Broadly speaking, sociologists tend to study the formation of networks in advanced economies in settings such as school classrooms and organisations (e.g., private firms, not-for-profits), leaving anthropologists to tackle traditional human communities. This division strikes me as deeply unfortunate as there is much for sociologists to contribute to the study of social ties in traditional locales (e.g., advanced methods of network analysis and theories of network formation).

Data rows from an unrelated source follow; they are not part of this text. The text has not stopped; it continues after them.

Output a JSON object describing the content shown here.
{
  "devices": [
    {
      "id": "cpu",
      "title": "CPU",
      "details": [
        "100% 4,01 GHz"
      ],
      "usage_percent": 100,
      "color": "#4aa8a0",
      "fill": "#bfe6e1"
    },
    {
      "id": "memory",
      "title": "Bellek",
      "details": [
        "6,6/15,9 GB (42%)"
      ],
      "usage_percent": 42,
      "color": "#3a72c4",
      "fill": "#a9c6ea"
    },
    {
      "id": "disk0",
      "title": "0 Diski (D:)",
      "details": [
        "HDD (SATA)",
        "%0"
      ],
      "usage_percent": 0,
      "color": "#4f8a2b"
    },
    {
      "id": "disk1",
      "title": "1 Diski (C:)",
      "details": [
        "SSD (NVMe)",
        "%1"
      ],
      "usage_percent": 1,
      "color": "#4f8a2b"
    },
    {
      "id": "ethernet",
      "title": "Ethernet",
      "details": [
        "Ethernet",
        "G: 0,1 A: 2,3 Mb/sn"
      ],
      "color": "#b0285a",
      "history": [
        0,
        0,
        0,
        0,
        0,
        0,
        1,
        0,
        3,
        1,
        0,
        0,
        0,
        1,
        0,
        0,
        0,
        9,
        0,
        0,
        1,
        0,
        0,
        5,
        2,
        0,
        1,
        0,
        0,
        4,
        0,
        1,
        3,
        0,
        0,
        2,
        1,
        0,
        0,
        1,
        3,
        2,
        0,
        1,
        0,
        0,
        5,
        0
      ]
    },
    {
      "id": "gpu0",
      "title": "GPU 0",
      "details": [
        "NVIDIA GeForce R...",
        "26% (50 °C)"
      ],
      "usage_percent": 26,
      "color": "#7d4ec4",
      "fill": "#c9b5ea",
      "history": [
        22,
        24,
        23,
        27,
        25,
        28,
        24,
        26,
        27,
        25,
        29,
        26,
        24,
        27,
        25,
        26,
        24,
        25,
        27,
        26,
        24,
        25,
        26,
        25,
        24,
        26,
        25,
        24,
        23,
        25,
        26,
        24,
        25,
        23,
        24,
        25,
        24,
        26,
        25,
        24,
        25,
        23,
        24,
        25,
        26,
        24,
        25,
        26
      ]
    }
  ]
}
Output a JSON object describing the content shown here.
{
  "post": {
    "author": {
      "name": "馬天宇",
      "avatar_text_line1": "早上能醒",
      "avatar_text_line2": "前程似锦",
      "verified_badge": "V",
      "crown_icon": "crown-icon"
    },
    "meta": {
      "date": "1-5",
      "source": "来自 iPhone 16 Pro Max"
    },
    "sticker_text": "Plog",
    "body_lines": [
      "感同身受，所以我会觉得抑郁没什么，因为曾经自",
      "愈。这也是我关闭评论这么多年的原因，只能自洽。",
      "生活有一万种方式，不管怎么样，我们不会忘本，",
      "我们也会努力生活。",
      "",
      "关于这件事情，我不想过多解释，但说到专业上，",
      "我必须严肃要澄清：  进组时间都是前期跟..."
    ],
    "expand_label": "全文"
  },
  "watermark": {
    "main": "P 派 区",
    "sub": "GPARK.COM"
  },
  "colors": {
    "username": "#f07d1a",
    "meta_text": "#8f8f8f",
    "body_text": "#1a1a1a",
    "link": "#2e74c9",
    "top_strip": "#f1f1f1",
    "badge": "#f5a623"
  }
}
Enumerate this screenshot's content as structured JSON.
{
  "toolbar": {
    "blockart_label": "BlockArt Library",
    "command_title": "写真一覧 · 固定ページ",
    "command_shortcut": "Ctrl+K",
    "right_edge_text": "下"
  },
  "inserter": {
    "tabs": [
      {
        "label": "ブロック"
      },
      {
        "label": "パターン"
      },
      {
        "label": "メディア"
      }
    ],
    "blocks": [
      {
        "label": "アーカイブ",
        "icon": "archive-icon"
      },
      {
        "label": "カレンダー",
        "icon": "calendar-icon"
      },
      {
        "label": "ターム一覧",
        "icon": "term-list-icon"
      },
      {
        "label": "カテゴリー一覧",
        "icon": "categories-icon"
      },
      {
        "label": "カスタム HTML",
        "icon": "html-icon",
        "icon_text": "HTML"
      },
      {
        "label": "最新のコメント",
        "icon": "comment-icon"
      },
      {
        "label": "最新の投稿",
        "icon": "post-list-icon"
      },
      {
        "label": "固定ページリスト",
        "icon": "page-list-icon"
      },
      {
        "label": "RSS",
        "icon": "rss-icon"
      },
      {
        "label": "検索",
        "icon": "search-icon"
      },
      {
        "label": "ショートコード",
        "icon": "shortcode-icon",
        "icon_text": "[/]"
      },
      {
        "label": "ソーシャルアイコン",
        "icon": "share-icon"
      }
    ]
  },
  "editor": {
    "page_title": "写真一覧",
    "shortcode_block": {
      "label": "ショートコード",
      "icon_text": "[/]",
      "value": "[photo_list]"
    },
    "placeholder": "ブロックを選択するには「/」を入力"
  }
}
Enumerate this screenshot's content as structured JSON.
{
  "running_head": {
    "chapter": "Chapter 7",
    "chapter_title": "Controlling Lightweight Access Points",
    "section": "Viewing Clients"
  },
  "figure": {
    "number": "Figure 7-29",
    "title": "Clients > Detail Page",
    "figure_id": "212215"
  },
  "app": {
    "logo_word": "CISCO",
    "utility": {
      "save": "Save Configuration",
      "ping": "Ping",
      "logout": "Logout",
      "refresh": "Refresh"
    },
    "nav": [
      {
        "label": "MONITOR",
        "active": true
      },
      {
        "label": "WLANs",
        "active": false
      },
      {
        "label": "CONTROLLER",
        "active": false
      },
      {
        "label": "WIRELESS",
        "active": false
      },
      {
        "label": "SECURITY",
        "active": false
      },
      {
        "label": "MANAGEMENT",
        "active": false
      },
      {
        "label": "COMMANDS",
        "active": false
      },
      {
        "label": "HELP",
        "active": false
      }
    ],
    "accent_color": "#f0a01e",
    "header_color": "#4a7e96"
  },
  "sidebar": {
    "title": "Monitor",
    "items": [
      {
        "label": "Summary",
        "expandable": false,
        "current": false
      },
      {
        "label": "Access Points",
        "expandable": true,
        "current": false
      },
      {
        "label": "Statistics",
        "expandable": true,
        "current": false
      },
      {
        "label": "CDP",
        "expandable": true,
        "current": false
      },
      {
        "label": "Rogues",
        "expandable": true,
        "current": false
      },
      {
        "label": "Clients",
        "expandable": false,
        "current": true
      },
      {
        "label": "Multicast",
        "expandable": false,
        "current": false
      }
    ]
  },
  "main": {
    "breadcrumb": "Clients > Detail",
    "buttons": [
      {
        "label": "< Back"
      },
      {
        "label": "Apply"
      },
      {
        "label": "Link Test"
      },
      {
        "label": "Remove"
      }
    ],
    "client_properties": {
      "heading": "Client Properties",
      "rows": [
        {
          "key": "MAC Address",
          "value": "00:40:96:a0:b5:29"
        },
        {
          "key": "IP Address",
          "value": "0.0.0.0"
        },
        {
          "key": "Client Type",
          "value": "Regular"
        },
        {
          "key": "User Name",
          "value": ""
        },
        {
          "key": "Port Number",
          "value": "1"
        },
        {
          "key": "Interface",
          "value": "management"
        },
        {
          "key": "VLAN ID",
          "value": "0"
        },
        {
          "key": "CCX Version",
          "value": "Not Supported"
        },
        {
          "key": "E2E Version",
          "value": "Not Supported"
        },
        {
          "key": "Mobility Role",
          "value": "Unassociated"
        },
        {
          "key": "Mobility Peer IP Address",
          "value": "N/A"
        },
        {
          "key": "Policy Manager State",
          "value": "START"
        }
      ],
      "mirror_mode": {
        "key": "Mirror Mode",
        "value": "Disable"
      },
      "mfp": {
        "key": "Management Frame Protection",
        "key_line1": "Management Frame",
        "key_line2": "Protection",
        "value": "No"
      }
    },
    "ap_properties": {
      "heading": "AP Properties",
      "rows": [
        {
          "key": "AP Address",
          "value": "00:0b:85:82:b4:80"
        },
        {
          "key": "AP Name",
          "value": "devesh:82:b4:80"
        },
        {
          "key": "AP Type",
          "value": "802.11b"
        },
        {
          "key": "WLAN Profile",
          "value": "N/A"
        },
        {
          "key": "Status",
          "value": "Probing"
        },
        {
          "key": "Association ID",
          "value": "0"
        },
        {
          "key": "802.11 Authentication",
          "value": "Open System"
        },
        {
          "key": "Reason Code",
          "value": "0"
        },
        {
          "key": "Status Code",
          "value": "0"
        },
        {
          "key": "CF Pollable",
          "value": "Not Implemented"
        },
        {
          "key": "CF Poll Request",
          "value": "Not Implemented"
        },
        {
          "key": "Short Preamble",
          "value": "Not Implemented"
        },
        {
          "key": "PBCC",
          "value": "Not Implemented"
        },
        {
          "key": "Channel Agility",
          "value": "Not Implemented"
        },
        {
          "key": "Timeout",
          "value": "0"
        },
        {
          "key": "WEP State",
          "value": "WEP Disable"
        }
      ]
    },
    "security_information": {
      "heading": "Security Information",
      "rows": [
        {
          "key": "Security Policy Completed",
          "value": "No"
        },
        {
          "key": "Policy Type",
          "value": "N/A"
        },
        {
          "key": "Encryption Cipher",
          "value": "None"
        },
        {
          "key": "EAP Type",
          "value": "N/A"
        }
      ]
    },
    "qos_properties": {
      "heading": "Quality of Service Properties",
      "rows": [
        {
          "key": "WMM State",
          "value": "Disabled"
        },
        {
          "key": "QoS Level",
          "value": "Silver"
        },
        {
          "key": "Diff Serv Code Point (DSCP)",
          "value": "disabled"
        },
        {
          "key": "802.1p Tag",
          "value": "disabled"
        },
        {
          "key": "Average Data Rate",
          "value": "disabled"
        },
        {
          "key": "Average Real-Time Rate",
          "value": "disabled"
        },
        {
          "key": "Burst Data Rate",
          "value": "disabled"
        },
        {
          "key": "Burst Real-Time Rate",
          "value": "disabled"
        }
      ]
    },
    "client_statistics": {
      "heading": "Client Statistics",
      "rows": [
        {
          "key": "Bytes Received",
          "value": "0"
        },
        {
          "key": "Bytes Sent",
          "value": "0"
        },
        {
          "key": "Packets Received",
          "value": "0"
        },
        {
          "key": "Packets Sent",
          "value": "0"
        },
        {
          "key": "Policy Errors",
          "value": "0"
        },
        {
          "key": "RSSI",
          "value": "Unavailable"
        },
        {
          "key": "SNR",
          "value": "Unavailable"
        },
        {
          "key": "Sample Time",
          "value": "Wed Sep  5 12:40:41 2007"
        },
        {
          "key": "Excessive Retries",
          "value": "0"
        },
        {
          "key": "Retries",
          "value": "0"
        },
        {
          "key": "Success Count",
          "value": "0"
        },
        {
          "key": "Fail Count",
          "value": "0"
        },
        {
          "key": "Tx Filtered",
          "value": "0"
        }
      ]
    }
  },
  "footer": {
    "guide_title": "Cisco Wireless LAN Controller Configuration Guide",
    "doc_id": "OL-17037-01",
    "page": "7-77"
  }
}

Along this line, in a recent paper in the journal Social Networks wherein I analyse data on friendship amongst rice farmers in 162 villages in rural China, I have tried to raise awareness of sociologists' limited focus through the lens of network formation vis-à-vis environmental variation. Specifically, I highlight sociologists’ over-reliance on network data from Western, Educated, Industrialised, Rich and Democratic (i.e., WEIRD) societies (e.g., the U.S., the U.K., and the Netherlands) which are globally atypical. And I ultimately call for studies of network formation using far more diverse sociometric data (e.g., those from from villages in low- and middle-income countries), where another recent paper of mine in Social Networks accessibly discusses some aspects of how such data might be collected, focusing in particular on social support.
Currently, I am part-time researcher in the Department of Sociology at the University of Oxford and an Associate Member of Nuffield College. Prior to this, I was a Research Fellow and British Academy Postdoctoral Fellow at the Oxford Internet Institute (OII) and a Research Fellow at Nuffield College. And, prior to joining the OII, I was a postdoctoral researcher in the Department of Sociology at Oxford and the Department of Sociology at the University of Cambridge.
I received my PhD in Social Research Methods (Applied Social Statistics) from the London School of Economics & Political Science (LSE; Department of Methodology). Before joining the LSE, I completed a MSc in Social Science of the Internet at the OII and St Cross College as a Clarendon Scholar. In a previous life, I completed a BA in Communication Studies with a focus on print journalism at Clemson University.